Items from an interface collection:
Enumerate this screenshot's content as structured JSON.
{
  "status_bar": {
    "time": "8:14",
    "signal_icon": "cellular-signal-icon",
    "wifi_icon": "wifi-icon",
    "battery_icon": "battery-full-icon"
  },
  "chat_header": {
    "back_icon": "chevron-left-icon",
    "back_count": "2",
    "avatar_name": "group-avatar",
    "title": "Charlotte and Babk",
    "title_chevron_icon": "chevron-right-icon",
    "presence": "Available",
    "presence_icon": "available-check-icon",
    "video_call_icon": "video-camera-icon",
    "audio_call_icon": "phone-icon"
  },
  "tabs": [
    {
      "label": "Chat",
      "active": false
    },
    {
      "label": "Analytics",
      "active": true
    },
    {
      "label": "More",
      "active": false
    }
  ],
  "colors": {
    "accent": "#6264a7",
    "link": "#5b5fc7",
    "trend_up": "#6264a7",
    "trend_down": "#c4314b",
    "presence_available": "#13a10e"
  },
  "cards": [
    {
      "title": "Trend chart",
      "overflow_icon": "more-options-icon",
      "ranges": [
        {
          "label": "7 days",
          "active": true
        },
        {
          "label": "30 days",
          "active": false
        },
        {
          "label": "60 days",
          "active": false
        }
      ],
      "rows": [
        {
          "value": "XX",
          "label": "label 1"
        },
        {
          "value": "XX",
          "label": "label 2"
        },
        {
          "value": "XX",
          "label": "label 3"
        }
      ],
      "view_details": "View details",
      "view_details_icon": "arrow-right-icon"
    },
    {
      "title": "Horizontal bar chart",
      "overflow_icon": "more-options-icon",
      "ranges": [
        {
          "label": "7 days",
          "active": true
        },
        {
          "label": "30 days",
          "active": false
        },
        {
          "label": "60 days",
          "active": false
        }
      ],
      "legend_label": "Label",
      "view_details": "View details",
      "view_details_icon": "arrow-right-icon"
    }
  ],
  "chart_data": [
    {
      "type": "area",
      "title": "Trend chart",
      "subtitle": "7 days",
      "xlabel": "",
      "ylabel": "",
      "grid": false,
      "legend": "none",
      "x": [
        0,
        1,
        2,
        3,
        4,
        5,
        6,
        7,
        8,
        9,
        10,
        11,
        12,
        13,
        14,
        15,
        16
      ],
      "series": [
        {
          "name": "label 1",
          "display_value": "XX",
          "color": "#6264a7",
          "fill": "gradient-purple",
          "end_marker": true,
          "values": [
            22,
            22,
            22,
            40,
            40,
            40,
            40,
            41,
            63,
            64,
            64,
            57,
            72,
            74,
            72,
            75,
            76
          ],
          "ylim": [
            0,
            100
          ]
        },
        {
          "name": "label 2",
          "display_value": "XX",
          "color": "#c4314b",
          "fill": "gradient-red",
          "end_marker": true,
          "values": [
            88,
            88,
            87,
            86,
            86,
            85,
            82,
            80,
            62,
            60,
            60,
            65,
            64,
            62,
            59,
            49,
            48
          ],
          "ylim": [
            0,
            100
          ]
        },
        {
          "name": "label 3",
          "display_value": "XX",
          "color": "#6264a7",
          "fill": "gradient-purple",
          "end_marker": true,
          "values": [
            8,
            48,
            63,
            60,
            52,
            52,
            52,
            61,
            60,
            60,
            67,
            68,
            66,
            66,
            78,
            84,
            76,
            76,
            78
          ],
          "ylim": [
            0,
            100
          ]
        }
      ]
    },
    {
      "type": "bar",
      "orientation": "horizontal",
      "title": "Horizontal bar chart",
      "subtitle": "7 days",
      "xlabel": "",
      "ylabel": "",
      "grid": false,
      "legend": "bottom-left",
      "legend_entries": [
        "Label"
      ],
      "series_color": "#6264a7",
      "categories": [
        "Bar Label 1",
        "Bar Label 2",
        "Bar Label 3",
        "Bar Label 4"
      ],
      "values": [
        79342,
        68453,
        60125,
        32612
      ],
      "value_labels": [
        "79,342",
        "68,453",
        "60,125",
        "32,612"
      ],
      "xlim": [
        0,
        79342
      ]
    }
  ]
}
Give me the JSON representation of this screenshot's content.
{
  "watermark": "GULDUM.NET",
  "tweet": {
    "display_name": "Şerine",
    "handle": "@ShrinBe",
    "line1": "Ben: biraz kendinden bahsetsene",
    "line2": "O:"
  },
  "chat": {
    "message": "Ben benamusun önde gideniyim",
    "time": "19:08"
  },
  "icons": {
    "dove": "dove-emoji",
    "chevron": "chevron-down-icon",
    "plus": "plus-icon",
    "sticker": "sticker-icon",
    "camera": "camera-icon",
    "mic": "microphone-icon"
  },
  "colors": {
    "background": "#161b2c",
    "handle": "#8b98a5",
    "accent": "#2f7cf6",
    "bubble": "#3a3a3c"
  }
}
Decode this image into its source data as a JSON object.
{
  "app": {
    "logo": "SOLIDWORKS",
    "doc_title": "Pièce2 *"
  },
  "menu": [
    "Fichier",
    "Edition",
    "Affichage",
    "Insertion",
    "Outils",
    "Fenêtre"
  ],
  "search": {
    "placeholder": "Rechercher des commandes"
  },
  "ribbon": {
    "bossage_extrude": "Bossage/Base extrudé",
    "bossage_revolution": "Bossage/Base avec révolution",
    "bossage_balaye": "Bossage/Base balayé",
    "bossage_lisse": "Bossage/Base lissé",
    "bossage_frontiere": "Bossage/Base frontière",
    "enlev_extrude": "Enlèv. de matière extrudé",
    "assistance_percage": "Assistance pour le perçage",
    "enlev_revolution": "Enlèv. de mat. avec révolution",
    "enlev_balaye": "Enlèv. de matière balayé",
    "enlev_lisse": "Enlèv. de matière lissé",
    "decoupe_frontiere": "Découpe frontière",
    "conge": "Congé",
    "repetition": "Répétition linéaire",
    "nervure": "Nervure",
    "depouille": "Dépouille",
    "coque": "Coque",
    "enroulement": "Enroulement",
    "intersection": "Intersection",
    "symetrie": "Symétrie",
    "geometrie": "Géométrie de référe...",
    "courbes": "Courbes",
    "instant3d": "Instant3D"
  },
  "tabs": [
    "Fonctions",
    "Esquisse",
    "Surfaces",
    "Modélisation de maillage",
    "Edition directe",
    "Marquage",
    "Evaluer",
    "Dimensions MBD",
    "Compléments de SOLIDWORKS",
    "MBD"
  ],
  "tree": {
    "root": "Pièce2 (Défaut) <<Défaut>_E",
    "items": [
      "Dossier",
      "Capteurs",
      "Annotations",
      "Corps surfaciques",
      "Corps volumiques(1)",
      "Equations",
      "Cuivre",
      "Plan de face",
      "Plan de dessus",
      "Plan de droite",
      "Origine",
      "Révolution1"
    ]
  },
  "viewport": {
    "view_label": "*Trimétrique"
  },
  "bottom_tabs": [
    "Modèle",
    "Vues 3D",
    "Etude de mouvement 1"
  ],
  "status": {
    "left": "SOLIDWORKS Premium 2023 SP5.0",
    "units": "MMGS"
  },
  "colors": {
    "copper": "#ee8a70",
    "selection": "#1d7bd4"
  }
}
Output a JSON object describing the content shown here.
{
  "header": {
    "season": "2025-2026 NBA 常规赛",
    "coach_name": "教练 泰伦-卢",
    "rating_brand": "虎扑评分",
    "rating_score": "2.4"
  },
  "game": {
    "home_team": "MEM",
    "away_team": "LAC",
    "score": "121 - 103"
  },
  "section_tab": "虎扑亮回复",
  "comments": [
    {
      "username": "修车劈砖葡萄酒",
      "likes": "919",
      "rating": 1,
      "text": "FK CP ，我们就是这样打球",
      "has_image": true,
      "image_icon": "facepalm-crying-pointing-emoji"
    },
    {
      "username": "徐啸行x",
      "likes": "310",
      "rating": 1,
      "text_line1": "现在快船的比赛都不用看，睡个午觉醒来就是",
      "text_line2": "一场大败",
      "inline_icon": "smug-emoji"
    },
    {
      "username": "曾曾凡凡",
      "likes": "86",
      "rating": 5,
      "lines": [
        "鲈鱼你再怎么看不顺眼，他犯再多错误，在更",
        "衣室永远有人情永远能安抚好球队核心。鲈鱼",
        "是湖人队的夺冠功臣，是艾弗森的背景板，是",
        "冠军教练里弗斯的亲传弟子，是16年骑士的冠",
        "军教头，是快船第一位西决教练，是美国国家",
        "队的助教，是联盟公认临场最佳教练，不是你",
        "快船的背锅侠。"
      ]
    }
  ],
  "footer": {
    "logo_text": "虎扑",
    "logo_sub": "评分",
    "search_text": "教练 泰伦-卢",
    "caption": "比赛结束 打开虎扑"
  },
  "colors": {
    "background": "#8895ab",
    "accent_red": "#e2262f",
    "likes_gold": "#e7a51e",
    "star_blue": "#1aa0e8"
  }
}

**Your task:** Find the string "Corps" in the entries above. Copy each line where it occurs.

**Answer space:**
      "Corps surfaciques",
      "Corps volumiques(1)",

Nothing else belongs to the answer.